» Exercise instructions: Return the entries verbatim and drop every picture.

Items from a data source
********************
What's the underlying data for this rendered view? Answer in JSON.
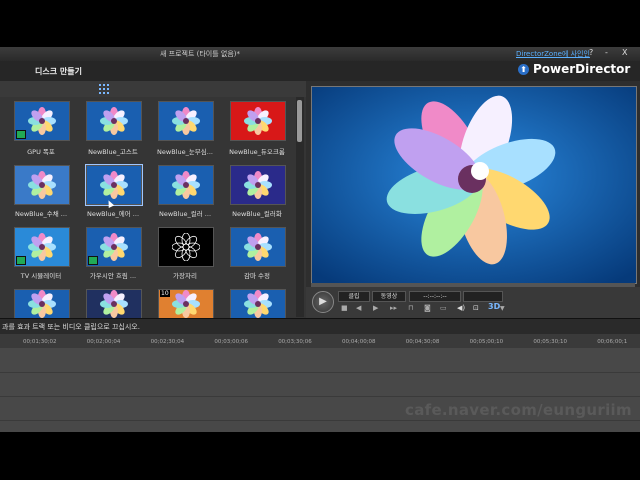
{
  "window": {
    "title": "새 프로젝트 (타이틀 없음)*",
    "signin_link": "DirectorZone에 사인인",
    "help": "?",
    "minimize": "-",
    "close": "X"
  },
  "modes": {
    "disc_tab": "디스크 만들기",
    "brand": "PowerDirector"
  },
  "library": {
    "items": [
      {
        "label": "GPU 폭포",
        "bg": "#1a5fb0",
        "badge": true,
        "sel": false,
        "num": ""
      },
      {
        "label": "NewBlue_고스트",
        "bg": "#1a5fb0",
        "badge": false,
        "sel": false,
        "num": ""
      },
      {
        "label": "NewBlue_눈부심...",
        "bg": "#1a5fb0",
        "badge": false,
        "sel": false,
        "num": ""
      },
      {
        "label": "NewBlue_듀오크롬",
        "bg": "#d81818",
        "badge": false,
        "sel": false,
        "num": ""
      },
      {
        "label": "NewBlue_수채 ...",
        "bg": "#3a7ac8",
        "badge": false,
        "sel": false,
        "num": ""
      },
      {
        "label": "NewBlue_에어 ...",
        "bg": "#1a5fb0",
        "badge": false,
        "sel": true,
        "num": ""
      },
      {
        "label": "NewBlue_컬러 ...",
        "bg": "#1a5fb0",
        "badge": false,
        "sel": false,
        "num": ""
      },
      {
        "label": "NewBlue_컬러화",
        "bg": "#2a2a8a",
        "badge": false,
        "sel": false,
        "num": ""
      },
      {
        "label": "TV 시뮬레이터",
        "bg": "#2a8ad8",
        "badge": true,
        "sel": false,
        "num": ""
      },
      {
        "label": "가우시안 흐림 ...",
        "bg": "#1a5fb0",
        "badge": true,
        "sel": false,
        "num": ""
      },
      {
        "label": "가장자리",
        "bg": "#000000",
        "badge": false,
        "sel": false,
        "num": ""
      },
      {
        "label": "감마 수정",
        "bg": "#1a5fb0",
        "badge": false,
        "sel": false,
        "num": ""
      },
      {
        "label": "",
        "bg": "#1a5fb0",
        "badge": false,
        "sel": false,
        "num": ""
      },
      {
        "label": "",
        "bg": "#203060",
        "badge": false,
        "sel": false,
        "num": ""
      },
      {
        "label": "",
        "bg": "#e08030",
        "badge": false,
        "sel": false,
        "num": "10"
      },
      {
        "label": "",
        "bg": "#1a5fb0",
        "badge": false,
        "sel": false,
        "num": ""
      }
    ]
  },
  "preview": {
    "clip_button": "클립",
    "movie_button": "동영상",
    "timecode": "--:--:--:--",
    "mode_3d": "3D"
  },
  "status": {
    "message": "과를 효과 트랙 또는 비디오 클립으로 끄십시오."
  },
  "timeline": {
    "ticks": [
      "00;01;30;02",
      "00;02;00;04",
      "00;02;30;04",
      "00;03;00;06",
      "00;03;30;06",
      "00;04;00;08",
      "00;04;30;08",
      "00;05;00;10",
      "00;05;30;10",
      "00;06;00;1"
    ]
  },
  "watermark": "cafe.naver.com/eunguriim"
}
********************
» Your response:
What's the underlying data for this rendered view? Answer in JSON.
{
  "window": {
    "title": "새 프로젝트 (타이틀 없음)*",
    "signin_link": "DirectorZone에 사인인",
    "help": "?",
    "minimize": "-",
    "close": "X"
  },
  "modes": {
    "disc_tab": "디스크 만들기",
    "brand": "PowerDirector"
  },
  "library": {
    "items": [
      {
        "label": "GPU 폭포",
        "bg": "#1a5fb0",
        "badge": true,
        "sel": false,
        "num": ""
      },
      {
        "label": "NewBlue_고스트",
        "bg": "#1a5fb0",
        "badge": false,
        "sel": false,
        "num": ""
      },
      {
        "label": "NewBlue_눈부심...",
        "bg": "#1a5fb0",
        "badge": false,
        "sel": false,
        "num": ""
      },
      {
        "label": "NewBlue_듀오크롬",
        "bg": "#d81818",
        "badge": false,
        "sel": false,
        "num": ""
      },
      {
        "label": "NewBlue_수채 ...",
        "bg": "#3a7ac8",
        "badge": false,
        "sel": false,
        "num": ""
      },
      {
        "label": "NewBlue_에어 ...",
        "bg": "#1a5fb0",
        "badge": false,
        "sel": true,
        "num": ""
      },
      {
        "label": "NewBlue_컬러 ...",
        "bg": "#1a5fb0",
        "badge": false,
        "sel": false,
        "num": ""
      },
      {
        "label": "NewBlue_컬러화",
        "bg": "#2a2a8a",
        "badge": false,
        "sel": false,
        "num": ""
      },
      {
        "label": "TV 시뮬레이터",
        "bg": "#2a8ad8",
        "badge": true,
        "sel": false,
        "num": ""
      },
      {
        "label": "가우시안 흐림 ...",
        "bg": "#1a5fb0",
        "badge": true,
        "sel": false,
        "num": ""
      },
      {
        "label": "가장자리",
        "bg": "#000000",
        "badge": false,
        "sel": false,
        "num": ""
      },
      {
        "label": "감마 수정",
        "bg": "#1a5fb0",
        "badge": false,
        "sel": false,
        "num": ""
      },
      {
        "label": "",
        "bg": "#1a5fb0",
        "badge": false,
        "sel": false,
        "num": ""
      },
      {
        "label": "",
        "bg": "#203060",
        "badge": false,
        "sel": false,
        "num": ""
      },
      {
        "label": "",
        "bg": "#e08030",
        "badge": false,
        "sel": false,
        "num": "10"
      },
      {
        "label": "",
        "bg": "#1a5fb0",
        "badge": false,
        "sel": false,
        "num": ""
      }
    ]
  },
  "preview": {
    "clip_button": "클립",
    "movie_button": "동영상",
    "timecode": "--:--:--:--",
    "mode_3d": "3D"
  },
  "status": {
    "message": "과를 효과 트랙 또는 비디오 클립으로 끄십시오."
  },
  "timeline": {
    "ticks": [
      "00;01;30;02",
      "00;02;00;04",
      "00;02;30;04",
      "00;03;00;06",
      "00;03;30;06",
      "00;04;00;08",
      "00;04;30;08",
      "00;05;00;10",
      "00;05;30;10",
      "00;06;00;1"
    ]
  },
  "watermark": "cafe.naver.com/eunguriim"
}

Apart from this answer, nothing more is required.